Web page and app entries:
- Opening Delimiter -

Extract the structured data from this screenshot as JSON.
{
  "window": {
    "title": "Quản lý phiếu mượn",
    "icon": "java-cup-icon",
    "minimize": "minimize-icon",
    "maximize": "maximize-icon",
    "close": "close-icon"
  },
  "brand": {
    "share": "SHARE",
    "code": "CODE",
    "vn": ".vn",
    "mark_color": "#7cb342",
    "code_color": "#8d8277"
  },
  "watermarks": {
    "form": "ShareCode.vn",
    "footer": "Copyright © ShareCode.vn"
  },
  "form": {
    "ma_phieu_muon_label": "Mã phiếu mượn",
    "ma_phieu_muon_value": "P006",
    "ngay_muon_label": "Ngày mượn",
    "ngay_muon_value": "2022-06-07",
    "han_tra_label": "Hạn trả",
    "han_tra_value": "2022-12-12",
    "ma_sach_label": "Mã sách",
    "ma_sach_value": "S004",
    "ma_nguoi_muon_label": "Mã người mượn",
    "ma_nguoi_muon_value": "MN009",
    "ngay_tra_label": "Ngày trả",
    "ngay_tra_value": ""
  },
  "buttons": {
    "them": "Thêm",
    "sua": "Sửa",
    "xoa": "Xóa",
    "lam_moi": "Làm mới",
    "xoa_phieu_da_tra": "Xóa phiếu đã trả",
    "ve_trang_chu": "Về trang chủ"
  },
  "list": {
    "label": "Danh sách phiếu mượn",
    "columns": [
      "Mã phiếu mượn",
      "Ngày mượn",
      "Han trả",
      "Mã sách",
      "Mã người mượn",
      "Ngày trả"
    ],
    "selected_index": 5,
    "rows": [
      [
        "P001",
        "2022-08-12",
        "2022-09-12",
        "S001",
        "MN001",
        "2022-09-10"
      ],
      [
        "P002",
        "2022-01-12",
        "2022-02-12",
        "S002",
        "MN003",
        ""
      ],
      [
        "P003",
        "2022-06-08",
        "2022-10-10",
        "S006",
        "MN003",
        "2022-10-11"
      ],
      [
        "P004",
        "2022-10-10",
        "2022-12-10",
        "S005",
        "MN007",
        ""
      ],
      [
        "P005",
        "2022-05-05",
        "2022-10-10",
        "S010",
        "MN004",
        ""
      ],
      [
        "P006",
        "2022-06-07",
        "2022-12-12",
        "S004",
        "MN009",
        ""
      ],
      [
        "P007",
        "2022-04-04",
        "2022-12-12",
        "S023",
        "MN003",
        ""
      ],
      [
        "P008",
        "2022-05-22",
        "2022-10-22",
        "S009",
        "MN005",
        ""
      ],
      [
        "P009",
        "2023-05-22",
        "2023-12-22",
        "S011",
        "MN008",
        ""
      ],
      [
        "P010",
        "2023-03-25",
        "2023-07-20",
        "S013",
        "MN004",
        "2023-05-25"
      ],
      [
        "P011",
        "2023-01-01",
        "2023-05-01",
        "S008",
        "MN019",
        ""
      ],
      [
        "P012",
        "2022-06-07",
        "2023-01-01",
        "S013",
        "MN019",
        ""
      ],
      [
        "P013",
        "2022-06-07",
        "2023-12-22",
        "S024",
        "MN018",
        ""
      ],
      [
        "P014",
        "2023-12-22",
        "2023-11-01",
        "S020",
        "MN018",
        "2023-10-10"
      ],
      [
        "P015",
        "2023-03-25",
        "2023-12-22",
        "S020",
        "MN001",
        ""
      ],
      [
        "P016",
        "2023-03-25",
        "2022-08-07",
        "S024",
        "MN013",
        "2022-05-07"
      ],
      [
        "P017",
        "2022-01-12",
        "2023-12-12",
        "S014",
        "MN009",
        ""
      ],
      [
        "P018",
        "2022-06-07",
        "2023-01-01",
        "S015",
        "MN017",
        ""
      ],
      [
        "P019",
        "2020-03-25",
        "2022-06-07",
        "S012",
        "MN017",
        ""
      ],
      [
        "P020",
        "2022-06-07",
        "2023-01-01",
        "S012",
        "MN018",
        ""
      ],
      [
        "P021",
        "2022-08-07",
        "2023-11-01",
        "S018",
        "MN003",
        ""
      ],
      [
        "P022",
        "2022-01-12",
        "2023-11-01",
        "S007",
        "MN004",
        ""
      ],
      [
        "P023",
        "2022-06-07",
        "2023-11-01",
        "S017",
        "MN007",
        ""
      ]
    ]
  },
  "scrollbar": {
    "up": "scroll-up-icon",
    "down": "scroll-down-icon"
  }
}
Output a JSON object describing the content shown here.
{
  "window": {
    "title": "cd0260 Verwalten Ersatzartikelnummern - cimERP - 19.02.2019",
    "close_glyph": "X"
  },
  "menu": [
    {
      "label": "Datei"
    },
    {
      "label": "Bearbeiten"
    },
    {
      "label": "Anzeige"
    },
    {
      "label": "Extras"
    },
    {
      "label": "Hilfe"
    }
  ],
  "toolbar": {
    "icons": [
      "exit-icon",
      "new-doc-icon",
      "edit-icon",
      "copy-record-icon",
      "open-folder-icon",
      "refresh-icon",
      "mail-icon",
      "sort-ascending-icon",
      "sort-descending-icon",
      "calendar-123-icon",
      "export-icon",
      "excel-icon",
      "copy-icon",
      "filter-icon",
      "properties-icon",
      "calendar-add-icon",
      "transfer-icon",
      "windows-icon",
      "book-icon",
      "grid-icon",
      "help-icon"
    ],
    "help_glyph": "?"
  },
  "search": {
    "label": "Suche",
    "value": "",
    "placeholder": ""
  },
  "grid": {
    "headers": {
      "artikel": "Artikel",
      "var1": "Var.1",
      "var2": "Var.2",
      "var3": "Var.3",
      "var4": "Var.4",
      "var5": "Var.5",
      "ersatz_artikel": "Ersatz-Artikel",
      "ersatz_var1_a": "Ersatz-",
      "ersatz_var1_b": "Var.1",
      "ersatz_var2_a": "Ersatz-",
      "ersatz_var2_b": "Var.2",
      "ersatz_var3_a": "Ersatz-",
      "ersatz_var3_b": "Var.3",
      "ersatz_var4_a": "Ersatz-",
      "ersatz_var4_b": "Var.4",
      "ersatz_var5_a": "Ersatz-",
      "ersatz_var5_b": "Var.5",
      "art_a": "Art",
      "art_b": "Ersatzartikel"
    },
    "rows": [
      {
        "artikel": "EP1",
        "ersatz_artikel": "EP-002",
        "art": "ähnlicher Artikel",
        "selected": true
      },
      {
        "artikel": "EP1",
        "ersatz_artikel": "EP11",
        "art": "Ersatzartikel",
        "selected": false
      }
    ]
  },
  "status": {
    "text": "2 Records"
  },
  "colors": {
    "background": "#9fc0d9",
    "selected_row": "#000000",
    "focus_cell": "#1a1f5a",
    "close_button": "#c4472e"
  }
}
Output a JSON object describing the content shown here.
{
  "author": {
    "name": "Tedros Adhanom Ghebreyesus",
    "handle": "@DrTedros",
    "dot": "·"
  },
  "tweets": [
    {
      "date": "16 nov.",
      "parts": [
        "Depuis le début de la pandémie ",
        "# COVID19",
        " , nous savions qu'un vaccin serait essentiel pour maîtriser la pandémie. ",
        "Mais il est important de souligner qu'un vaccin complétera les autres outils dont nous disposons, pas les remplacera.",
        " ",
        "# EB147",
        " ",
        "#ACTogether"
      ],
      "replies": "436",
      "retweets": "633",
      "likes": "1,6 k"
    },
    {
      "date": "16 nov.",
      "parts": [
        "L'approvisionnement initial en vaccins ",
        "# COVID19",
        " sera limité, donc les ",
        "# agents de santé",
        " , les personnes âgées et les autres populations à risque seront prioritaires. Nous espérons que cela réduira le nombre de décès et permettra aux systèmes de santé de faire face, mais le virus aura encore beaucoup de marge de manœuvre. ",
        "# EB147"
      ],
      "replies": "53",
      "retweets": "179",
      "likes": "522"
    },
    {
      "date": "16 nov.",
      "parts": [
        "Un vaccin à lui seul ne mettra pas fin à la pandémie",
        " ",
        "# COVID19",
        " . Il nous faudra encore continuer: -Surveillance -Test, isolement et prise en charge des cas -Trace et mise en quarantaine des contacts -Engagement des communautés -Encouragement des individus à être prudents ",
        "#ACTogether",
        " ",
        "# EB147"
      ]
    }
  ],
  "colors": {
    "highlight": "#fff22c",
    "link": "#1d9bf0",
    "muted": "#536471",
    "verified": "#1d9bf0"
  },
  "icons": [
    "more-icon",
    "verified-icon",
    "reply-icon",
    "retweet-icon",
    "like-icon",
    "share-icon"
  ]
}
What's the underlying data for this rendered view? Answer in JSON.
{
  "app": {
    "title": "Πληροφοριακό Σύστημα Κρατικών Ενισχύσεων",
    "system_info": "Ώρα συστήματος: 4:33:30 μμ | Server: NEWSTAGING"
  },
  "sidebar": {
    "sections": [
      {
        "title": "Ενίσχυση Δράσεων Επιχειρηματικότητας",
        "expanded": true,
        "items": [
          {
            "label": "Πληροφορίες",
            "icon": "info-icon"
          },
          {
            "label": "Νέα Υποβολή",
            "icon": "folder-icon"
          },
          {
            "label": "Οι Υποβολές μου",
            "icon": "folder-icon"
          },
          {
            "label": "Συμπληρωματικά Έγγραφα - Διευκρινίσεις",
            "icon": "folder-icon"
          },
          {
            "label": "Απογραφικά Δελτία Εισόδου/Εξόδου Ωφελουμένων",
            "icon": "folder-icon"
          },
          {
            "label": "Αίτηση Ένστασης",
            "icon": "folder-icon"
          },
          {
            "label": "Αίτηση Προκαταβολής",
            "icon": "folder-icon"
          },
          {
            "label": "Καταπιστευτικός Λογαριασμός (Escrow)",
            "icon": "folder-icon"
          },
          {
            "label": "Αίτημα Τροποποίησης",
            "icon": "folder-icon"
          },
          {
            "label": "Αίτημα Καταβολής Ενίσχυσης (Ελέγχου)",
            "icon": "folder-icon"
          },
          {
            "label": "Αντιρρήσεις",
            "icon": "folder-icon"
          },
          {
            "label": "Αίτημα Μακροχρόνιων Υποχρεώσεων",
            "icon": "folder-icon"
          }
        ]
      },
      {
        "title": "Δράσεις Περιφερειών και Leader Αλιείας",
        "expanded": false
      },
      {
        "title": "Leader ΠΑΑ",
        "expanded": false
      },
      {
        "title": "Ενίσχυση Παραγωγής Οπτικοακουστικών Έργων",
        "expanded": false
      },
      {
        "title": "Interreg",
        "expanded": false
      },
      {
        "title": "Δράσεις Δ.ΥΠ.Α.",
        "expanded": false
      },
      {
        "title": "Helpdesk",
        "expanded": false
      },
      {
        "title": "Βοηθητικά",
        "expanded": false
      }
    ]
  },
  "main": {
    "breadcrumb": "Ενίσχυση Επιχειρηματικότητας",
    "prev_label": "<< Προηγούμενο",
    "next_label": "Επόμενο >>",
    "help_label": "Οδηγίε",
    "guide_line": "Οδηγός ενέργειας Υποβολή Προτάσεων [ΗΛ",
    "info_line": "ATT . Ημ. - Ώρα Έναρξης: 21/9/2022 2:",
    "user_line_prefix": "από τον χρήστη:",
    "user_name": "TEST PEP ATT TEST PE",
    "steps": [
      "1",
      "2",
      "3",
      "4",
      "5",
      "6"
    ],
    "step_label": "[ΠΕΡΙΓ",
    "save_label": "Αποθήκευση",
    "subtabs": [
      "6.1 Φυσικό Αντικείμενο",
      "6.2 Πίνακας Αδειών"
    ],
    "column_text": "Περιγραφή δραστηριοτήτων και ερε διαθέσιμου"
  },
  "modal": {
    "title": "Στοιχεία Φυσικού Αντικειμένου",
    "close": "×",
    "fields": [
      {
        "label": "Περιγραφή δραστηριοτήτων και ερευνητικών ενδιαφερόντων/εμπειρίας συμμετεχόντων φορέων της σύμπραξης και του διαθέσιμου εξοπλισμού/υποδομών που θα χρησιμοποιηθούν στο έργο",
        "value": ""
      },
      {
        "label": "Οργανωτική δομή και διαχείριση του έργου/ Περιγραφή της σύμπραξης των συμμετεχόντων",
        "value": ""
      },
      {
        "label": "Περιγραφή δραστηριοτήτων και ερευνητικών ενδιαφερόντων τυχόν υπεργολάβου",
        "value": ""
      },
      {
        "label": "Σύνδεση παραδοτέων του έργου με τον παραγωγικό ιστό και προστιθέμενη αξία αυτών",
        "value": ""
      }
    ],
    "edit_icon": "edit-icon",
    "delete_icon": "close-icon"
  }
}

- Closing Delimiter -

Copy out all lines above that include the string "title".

    "title": "Quản lý phiếu mượn",
    "title": "cd0260 Verwalten Ersatzartikelnummern - cimERP - 19.02.2019",
    "title": "Πληροφοριακό Σύστημα Κρατικών Ενισχύσεων",
        "title": "Ενίσχυση Δράσεων Επιχειρηματικότητας",
        "title": "Δράσεις Περιφερειών και Leader Αλιείας",
        "title": "Leader ΠΑΑ",
        "title": "Ενίσχυση Παραγωγής Οπτικοακουστικών Έργων",
        "title": "Interreg",
        "title": "Δράσεις Δ.ΥΠ.Α.",
        "title": "Helpdesk",
        "title": "Βοηθητικά",
    "title": "Στοιχεία Φυσικού Αντικειμένου",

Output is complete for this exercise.